Those that run out of resources or credibility before they can iterate toward a viable strategy are the ones that fail.”  

There’s a margin of safety angle there, too.

Here’s a real-world example to bring it home: Brad Stone’s “ The Everything Store ( TES review + notes) – a great exploration of the history of Amazon, and the thought processes of Jeff Bezos – drives home the reality that Bezos, like anyone else, wasn’t immune to bad ideas and overconfidence.

For example, his attempt at competing with eBay failed miserably, the expansion into toys and electronics (categories that were very different from books) was not necessarily a failure but was certainly very challenging at first; jewelry flopped; the hiring of Joe Galli as COO was a disaster, and Bezos’s obsession with the “Noah’s Ark” idea (having one or two of every product in an Amazon FC) was no bueno.  

But as Rick Dalzell, Bezos’s long-time right hand man, reflected:

Jeff does a couple of things better than anyone I’ve ever worked for.  He embraces the truth. A lot of people talk about the truth, but they don’t engage their decision-making around the best truth at the time.  

In other words, Bezos appears to have been bold in going after new opportunities, but willing to cut his losses when things weren’t going well; i.e. ignoring sunk costs and avoiding commitment bias – which prevented Amazon from squandering all of its resources on ideas that didn’t work.

This is a phenomenon often seen in successful, disruptive, entrepreneurial companies; anyone who’s read Sam Walton’s “ Made in America ( WMT review + notes) will see parallels between Bezos and Walton.

Walton also didn’t let commitment bias keep Wal-Mart on a path if it didn’t make sense.  He actively fought against status quo bias – which, as we’ve seen, is one of the key contributors to consistency and commitment bias.  As Walton puts it, in his own words:

As good as business was, I could never leave well enough alone, and, in fact, I think my constant fiddling and messing with the status quo may have been one of my biggest contributions to the later success of Wal-Mart. - Sam Walton Click To Tweet

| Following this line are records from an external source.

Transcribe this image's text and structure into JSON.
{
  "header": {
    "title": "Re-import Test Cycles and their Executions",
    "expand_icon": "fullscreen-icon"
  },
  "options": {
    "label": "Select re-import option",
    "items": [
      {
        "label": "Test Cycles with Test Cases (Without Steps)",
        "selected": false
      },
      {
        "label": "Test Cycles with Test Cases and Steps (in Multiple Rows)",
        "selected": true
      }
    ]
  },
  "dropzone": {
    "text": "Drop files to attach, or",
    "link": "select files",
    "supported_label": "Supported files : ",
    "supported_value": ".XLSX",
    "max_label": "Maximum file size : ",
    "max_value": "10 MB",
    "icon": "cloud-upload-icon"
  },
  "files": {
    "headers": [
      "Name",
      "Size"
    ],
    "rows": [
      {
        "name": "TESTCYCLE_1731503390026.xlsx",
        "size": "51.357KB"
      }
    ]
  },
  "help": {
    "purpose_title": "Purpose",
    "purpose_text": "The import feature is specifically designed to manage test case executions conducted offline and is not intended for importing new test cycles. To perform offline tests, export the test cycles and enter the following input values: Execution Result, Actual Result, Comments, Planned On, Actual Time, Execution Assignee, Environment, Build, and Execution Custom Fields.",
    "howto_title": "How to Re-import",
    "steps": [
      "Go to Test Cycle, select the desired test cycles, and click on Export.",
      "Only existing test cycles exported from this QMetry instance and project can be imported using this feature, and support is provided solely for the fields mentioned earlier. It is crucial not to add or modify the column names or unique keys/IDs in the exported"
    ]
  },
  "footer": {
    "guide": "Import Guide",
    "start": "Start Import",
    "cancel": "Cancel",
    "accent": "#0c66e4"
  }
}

Application / impact: commitment bias usually distorts our decisionmaking; in some contexts, we can use that to promote group unity, but we should also be aware that even small actions can create “sunk costs” that we feel forced to justify later.